Nelson actually doesn’t link through to the list. He links through to a story on the list, which at one point had been removed from public view but which is now available. The professor’s valuation, by itself, has problems, not least that she judges these sites against what she claims is “traditional” journalism (itself a sign of either limited knowledge and/or bias about journalism as a whole).
But as becomes clear, you see that she has simply listed a bunch of sites and categorized them, including “political” and “credible.”
*Political (tag political): Sources that provide generally verifiable information in support of certain points of view or political orientations.
*Credible (tag reliable): Sources that circulate news and information in a manner consistent with traditional and ethical practices in journalism (Remember: even credible sources sometimes rely on clickbait-style headlines or occasionally make mistakes. No news organization is perfect, which is why a healthy news diet consists of multiple sources of information).
Note: Tags like political and credible are being used for two reasons: 1.) they were suggested by viewers of the document or OpenSources and circulate news 2.) the credibility of information and of organizations exists on a continuum, which this project aims to demonstrate. For now, mainstream news organizations are not included because they are well known to a vast majority of readers.
She actually includes (but misspells, with an initial cap) emptywheel in her list, which she considers “political” but not “credible.”
The point, however, is that sites will only be on this list if they are considered non-mainstream. And the list is in no way considered a list of “fake news,” but instead, a categorization of a bunch of kinds of news. In fact, the list doesn’t even consider Drudge “fake,” but instead qualifies it as “bias.”
So you’ve got the study using a list that is, itself, pretty problematic, which then treats the list as something that it’s not. Both levels of analysis, however, set up false dichotomies (between “fake” and “real” in the study, and between “traditional” or “mainstream” and something else (which remains undefined but is probably something like “online outlets a biased media professor was not familiar with”) in the list. Ultimately, though, the study and the list end up distinguishing minor-web-based publications, of a range of types, from “major” (ignoring that Drudge and a number of other huge sites are in the list) outlets, some but not all of which actually engage in so-called “traditional” journalism.
You can see already why aiming to learn something about how people access these sites is effectively tautological, as the real distinction here is not between “fake” and “real” at all, but between “web-dependent” and something else.

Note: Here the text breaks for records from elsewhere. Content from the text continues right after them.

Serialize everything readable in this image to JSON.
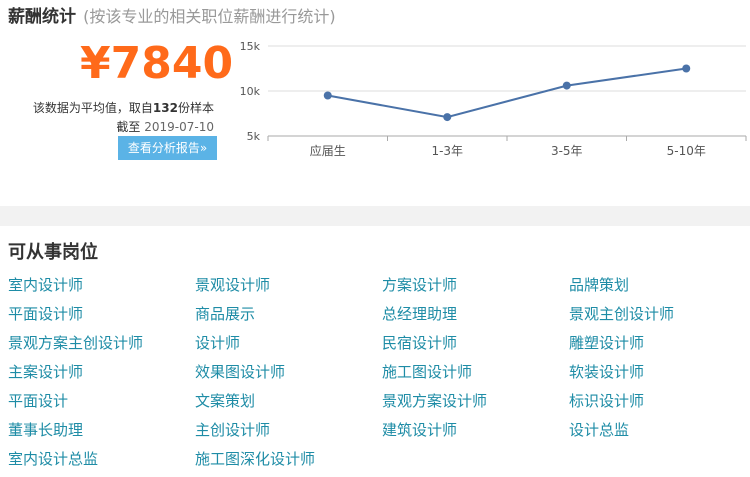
{
  "header": {
    "title": "薪酬统计",
    "subtitle": "(按该专业的相关职位薪酬进行统计)"
  },
  "salary": {
    "amount": "¥7840",
    "note_prefix": "该数据为平均值，取自",
    "sample_count": "132",
    "note_suffix": "份样本",
    "cutoff_label": "截至",
    "cutoff_date": "2019-07-10",
    "report_button": "查看分析报告»"
  },
  "colors": {
    "accent_orange": "#ff6a1a",
    "link_teal": "#1e8ca6",
    "button_blue": "#5bb3e6",
    "line_blue": "#4a72a8"
  },
  "chart_data": {
    "type": "line",
    "categories": [
      "应届生",
      "1-3年",
      "3-5年",
      "5-10年"
    ],
    "values": [
      9500,
      7100,
      10600,
      12500
    ],
    "ylim": [
      5000,
      15000
    ],
    "yticks": [
      5000,
      10000,
      15000
    ],
    "ytick_labels": [
      "5k",
      "10k",
      "15k"
    ],
    "grid": true
  },
  "jobs_section": {
    "title": "可从事岗位",
    "items": [
      "室内设计师",
      "景观设计师",
      "方案设计师",
      "品牌策划",
      "平面设计师",
      "商品展示",
      "总经理助理",
      "景观主创设计师",
      "景观方案主创设计师",
      "设计师",
      "民宿设计师",
      "雕塑设计师",
      "主案设计师",
      "效果图设计师",
      "施工图设计师",
      "软装设计师",
      "平面设计",
      "文案策划",
      "景观方案设计师",
      "标识设计师",
      "董事长助理",
      "主创设计师",
      "建筑设计师",
      "设计总监",
      "室内设计总监",
      "施工图深化设计师"
    ]
  }
}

Surprise, surprise, having substituted a web-based/other distinction for a “fake”/real one, you get charts that show the “fake” news (which is really web-based) rely more on web-based distribution methods.
Nope. Those charts don’t actually mean anything.
That doesn’t mean the rest of the study is worthless (though it is, repeatedly, prone to the kind of poor analysis exhibited by misunderstanding your basic data set). The study shows that not many people read “fake” news (excluding Drudge), and that people who read “fake” news (remember, this includes emptywheel!) also read “real” news.
Ultimately, the entire study is just a mess.
Which makes it a far more interesting example — as so much of the “fake news” panic does — of how precisely the people suggesting that “fake news” is a sign of poor critical thinking skills that will harm our democracy themselves also may lack critical thinking skills.
Update: This post raises some methodology questions about the way BuzzFeed defines “fake news.”